Q: My wife has AB (RH -ve) blood group. She is pregnant and running the 9th month. My blood group is A+. Our first baby is normal and her blood group is A+. After the first delivery, my wife got an injection called Anti-D, for negative Rh in the mother as the baby and the father were positive. The second pregnancy will be delivered by next week, but till date she hasn't taken any Anti-D injection. The doctor told me that if the time has already passed then you have to wait till delivery to take the injection. When should the Anti-D injection be injected? Is it during pregnancy of after delivery? Which month is suitable for injection?

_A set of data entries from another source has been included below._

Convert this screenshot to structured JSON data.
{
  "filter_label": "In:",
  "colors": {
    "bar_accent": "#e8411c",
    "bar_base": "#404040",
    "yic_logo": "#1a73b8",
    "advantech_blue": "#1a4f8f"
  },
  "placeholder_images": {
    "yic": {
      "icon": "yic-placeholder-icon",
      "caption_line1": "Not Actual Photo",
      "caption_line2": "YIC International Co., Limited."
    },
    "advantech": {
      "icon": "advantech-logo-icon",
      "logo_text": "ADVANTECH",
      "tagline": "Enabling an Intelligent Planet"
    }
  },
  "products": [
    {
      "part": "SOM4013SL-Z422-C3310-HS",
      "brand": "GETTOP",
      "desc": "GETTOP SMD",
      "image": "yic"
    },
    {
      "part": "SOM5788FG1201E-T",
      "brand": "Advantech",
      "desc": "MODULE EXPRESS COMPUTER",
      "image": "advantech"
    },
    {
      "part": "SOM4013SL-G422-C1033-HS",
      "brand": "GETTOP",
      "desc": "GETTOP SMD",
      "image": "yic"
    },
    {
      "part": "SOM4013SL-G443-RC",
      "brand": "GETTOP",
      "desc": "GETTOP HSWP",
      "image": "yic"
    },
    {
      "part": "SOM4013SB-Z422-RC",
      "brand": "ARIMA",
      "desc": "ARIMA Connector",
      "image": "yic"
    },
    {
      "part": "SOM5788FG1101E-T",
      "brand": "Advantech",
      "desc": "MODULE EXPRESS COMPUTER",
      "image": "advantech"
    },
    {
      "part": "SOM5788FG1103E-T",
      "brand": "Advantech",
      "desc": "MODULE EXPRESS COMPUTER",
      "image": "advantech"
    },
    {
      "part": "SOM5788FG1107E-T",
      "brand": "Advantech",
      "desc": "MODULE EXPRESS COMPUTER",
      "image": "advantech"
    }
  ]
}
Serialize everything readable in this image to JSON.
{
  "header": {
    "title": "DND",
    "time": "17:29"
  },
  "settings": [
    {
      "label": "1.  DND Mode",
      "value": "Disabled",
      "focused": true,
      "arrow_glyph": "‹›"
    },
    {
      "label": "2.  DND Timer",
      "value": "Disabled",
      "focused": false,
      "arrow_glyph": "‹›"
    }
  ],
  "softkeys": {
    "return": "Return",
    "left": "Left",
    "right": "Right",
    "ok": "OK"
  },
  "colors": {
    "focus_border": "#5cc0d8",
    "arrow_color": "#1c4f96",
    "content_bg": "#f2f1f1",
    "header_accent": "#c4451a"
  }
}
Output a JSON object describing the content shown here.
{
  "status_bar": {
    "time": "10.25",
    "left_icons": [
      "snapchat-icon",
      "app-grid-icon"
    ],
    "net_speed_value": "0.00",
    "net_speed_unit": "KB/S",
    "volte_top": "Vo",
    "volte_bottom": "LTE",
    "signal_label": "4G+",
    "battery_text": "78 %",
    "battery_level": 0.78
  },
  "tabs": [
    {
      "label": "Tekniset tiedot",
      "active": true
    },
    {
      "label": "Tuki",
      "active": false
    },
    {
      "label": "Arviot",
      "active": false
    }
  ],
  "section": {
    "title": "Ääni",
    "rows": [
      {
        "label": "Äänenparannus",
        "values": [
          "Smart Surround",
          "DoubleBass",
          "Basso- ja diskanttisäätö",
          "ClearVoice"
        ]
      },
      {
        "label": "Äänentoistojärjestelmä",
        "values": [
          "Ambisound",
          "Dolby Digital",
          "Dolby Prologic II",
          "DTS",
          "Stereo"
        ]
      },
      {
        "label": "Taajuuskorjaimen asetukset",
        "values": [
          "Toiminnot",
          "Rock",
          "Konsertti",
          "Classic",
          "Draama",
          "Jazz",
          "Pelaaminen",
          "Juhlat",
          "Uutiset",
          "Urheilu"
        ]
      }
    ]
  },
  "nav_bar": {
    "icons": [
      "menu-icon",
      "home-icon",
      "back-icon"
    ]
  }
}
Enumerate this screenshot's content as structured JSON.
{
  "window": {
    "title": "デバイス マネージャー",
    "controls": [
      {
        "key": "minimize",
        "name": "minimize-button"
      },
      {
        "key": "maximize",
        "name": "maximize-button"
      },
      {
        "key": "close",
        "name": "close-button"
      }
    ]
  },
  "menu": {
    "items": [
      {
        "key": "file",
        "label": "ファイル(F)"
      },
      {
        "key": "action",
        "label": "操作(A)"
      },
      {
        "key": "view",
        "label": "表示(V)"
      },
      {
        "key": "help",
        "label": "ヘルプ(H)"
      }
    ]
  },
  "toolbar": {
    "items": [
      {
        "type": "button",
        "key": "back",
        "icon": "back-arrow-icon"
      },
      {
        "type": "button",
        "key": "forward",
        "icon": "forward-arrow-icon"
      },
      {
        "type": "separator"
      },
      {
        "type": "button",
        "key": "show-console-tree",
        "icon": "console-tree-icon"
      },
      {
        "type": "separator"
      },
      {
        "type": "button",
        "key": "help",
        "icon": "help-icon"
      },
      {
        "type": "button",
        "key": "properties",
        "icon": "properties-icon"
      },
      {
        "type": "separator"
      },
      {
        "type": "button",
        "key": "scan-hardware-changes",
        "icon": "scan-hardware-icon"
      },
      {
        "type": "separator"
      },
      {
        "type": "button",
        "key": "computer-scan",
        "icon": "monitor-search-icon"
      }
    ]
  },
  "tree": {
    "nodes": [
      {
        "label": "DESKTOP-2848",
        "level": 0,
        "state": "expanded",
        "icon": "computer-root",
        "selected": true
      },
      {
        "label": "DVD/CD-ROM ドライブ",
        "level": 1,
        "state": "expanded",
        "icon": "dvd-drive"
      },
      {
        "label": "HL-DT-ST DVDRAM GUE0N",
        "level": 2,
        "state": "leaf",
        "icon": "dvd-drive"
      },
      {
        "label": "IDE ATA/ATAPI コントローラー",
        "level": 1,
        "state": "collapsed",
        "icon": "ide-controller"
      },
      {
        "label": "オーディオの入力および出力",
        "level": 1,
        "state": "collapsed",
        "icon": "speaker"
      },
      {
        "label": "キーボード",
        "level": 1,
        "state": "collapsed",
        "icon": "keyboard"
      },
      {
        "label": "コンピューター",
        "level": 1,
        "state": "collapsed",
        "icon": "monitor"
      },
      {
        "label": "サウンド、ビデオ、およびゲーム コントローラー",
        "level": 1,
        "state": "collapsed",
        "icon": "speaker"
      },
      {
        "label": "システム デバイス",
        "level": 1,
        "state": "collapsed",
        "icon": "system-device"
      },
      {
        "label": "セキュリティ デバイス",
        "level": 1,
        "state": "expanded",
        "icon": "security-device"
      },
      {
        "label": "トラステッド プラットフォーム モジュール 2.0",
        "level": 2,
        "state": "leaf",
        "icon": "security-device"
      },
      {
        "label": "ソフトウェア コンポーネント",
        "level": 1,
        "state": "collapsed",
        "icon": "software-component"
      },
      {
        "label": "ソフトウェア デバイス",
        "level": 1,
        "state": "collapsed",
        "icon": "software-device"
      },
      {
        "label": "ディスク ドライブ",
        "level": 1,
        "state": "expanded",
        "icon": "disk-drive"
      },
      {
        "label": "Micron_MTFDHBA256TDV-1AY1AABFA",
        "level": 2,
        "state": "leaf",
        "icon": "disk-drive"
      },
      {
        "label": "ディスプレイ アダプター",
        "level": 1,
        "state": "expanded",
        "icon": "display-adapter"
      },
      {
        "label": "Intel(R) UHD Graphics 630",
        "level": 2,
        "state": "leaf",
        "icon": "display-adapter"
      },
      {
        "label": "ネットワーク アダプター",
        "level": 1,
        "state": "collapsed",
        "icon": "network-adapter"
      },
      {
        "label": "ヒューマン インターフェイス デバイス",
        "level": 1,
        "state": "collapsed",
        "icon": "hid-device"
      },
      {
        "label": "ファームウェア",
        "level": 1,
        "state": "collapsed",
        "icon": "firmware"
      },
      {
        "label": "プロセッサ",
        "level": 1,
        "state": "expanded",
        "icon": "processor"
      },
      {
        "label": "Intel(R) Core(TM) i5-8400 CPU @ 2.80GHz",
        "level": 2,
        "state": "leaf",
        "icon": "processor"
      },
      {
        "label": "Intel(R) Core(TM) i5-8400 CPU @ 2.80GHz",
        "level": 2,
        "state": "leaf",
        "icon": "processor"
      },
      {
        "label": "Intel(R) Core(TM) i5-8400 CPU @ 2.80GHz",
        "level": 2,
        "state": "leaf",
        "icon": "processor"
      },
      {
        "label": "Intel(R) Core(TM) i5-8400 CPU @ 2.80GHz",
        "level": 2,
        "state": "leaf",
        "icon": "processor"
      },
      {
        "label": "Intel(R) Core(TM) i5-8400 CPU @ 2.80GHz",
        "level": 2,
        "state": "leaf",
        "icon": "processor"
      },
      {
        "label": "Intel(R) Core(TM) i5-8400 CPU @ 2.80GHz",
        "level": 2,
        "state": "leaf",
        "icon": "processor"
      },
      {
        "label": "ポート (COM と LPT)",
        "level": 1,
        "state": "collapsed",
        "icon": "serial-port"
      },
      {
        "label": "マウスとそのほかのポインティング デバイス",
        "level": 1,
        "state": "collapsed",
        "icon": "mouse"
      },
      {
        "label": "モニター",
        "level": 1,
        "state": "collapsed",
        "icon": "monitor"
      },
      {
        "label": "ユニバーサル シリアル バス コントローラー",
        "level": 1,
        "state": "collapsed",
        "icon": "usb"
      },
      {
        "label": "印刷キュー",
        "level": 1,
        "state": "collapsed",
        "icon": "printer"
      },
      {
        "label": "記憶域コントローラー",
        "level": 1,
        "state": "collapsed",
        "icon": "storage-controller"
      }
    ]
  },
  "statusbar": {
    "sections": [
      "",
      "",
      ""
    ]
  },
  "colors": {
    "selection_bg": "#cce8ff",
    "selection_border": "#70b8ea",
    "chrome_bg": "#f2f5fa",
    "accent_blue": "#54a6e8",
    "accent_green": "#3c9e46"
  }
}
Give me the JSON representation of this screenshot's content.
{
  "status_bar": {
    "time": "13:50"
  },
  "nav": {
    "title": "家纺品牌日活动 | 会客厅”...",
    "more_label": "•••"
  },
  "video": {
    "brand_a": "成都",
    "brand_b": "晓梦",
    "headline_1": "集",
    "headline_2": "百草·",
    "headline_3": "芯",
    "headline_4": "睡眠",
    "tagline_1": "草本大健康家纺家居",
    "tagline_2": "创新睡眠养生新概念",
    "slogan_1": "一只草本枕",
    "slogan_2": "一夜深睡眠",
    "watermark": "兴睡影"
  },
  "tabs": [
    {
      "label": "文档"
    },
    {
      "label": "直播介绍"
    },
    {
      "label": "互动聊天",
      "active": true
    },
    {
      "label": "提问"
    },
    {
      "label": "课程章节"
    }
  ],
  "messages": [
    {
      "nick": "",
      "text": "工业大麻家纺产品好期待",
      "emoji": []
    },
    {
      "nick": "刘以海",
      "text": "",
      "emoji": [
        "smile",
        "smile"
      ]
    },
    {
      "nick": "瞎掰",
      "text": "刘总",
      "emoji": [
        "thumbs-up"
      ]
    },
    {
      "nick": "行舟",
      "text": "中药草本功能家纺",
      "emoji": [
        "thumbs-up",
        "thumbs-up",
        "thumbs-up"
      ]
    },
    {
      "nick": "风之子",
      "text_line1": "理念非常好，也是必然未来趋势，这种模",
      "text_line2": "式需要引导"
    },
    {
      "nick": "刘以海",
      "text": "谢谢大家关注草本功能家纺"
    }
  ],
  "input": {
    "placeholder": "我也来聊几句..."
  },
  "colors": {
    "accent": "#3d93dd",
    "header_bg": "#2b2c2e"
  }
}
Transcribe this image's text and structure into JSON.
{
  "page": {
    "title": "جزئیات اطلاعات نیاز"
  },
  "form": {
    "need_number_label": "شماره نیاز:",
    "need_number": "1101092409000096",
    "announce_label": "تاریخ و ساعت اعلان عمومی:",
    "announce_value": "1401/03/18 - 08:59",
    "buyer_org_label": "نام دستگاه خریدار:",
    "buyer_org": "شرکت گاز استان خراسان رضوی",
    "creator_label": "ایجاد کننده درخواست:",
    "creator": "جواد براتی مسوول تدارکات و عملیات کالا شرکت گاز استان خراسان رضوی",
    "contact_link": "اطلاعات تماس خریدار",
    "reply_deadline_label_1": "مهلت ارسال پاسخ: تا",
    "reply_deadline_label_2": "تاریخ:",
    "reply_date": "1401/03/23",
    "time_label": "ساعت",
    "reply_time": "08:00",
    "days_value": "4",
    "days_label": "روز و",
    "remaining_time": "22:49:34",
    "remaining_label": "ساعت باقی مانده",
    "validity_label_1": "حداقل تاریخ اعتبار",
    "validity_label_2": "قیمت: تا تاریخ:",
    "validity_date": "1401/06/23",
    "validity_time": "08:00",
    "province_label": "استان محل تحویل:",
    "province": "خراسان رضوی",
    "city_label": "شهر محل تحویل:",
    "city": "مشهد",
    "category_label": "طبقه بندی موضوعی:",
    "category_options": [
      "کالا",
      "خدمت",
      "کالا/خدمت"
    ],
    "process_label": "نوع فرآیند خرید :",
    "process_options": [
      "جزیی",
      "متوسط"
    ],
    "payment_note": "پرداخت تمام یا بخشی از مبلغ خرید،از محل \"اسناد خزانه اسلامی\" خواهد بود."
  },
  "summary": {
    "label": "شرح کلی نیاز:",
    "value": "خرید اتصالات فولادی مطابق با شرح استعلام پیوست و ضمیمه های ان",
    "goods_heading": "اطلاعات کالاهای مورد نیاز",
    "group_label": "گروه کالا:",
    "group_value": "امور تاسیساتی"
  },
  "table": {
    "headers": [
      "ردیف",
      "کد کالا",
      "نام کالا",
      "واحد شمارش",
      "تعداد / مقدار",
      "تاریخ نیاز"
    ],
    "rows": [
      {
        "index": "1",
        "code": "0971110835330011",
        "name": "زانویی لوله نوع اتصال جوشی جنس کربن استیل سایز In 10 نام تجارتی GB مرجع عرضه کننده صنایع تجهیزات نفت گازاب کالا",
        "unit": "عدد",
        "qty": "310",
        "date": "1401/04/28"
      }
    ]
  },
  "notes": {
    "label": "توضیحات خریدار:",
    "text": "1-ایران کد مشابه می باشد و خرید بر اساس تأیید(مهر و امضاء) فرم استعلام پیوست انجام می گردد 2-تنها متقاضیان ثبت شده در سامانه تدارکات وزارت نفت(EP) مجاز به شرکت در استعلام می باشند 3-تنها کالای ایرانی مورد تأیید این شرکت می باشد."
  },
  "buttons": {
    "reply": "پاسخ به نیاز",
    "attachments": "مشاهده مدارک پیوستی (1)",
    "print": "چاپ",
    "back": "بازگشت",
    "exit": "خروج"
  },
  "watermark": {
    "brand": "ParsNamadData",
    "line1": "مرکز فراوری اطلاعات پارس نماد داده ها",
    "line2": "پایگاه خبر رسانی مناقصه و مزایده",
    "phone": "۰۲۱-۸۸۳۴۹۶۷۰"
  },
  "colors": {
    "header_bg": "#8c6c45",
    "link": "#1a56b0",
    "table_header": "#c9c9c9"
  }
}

A:The Rh (rhesus) factor is a protein (antigen) present on the surface of red blood cells (RBCs). Rh incompatibility (or Rh disease) is a state in which a woman with Rh-negative blood group is exposed to Rh-positive RBCs leading to the formation of antibodies against this protein (called Rh antibodies). Once these antibodies are made in the mother, they cross the placenta into the developing baby’s circulation and destroy the baby’s RBCs which are Rh +. This can occur when an Rh-negative woman is carrying an Rh-positive baby or if an Rh-negative woman receives blood transfusion containing Rh-positive cells. In either case, her immune system is exposed to the Rh antigen (which is ‘foreign’ to her body) and begins producing Rh antibodies. During pregnancy and delivery, red cells from the baby enter the mother’s circulation. If the exposure is significant, the mother gets sensitised and begins to produce antibodies. When these antibodies cross the placenta and enter the baby’s circulation, they encounter Rh + cells, which are then destroyed by these antibodies leading to anaemia and jaundice in the baby. Delivery is the usual time when sensitisation occurs and thus, first-born babies are usually unaffected, as antibodies have not yet formed in the mother. A subsequent pregnancy with an Rh-positive baby can give rise to anaemia in the baby as these antibodies destroy the baby’s RBCs. Each successive pregnancy poses a greater risk to the baby. It is postulated that even less than 1 ml of Rh-positive blood can induce antibody formation while several studies have shown that ~30% Rh-negative individuals never form antibodies despite exposure to Rh antigen. The diagnostic evaluation includes maternal prenatal ABO and Rh typing, and an antibody screen. Depending on the results of the antibody screen, maternal antibody titers, and paternal and/or fetal RBC phenotyping are performed. If fetal RBC express the antigen against which maternal alloimmunization has occurred, the pregnancy is then followed by measuring serial maternal antibody titers and abdominal sonograms. Pregnant d mothers should have regular indirect antiglobulin tests. As a guide anti-D antibody levels < 0.2 mg/ml require no action while higher levels require action; levels > 2.0 mg/ml typically are associated with severe disease. Prevention of HDN is now carried out with anti-D Ig (intramuscular within 72 hours of delivery) in all d mothers giving birth to a D child. A Kleihauer test for foetal haemoglobin can be used as a guide for the dose of anti-D Ig to be administered.